Oil Painting Techniques: C.W. Mundy: Painting From Upside-Down Photographs

11 Sep 2008

Mundy Bourbon StreetC.W. Mundy teaches his students to paint effective portraits. Here, we look more closely at his innovative technique for painting portraits from upside-down photographs in this step-by-step demonstration of Bourbon Street Chef, New Orleans.


Mundy Bourbon Street Mundy Bourbon Street Mundy Bourbon Street
Step 1
Mundy began the demo by lightly sketching in an underdrawing.
Step 2
Holding his photograph upside down to make sure he was seeing his subject subjectively, Mundy next began blocking in his light, medium, and dark values.
Step 3
Mundy worked from the bottom of his canvas up as he painted sections of colors.
0807munddemo4_600x423 Mundy Bourbon Street Bourbon Street Chef, New Orleans by CW Mundy, 2006, oil on linen, 36 x 24.
Step 4
The artist painted in his darkest darks with large strokes of color.
Step 5
Once the form began coming together, Mundy added his lighter values and details to the figure.
THE COMPLETED PAINTING:
Bourbon Street Chef, New Orleans
2006, oil on linen, 36 x 24.
Private collection.

 


Related Posts
+ Add a comment

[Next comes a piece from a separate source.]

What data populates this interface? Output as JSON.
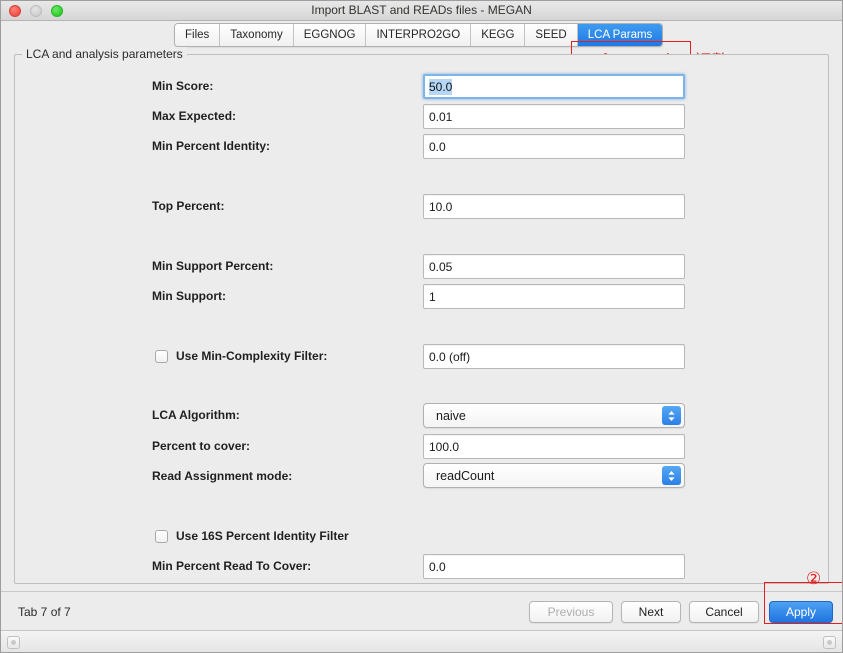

Comments

thu wrote
on 22 Jul 2008 9:47 AM
interesting technique! I'll try that to see how it goes
vicki nikitin wrote
on 22 Jul 2008 2:58 PM
I've used this many times. The more complicated the photo, the easier this is to make it come out. For more information, read Bettry Edwards book on drawing.
Barb Byers wrote
on 22 Jul 2008 4:24 PM
I've forgotten about this technique. It works (re: Drawing on the Right Side of the Brain -Edwards) Thanks for the reminder as I am stumped on a painting where this could be helpful. Very good for portraits.
Karen wrote
on 29 Jul 2008 10:19 AM
I have never tried this but I will in the future. I have used a mirror. Thanks for the new technique.
steven sewell wrote
on 1 Aug 2008 4:42 PM
This right brain technique taught by Betty Edwards in her book Drawing on the right side of the brain can get anyone drawing realistically; as she says, seeing the subject upside down allows us to really see what it is we are drawing, rather than our drawing it the way we THINK it looks like, or should look like. It simplifies the process of drawing, where that we are no longer drawing off our symbol system, but are drawing what is truly out there. We are not even naming parts, e.g. thats an eye, thats a nose, etc. I make my living as a right brain artist everyday.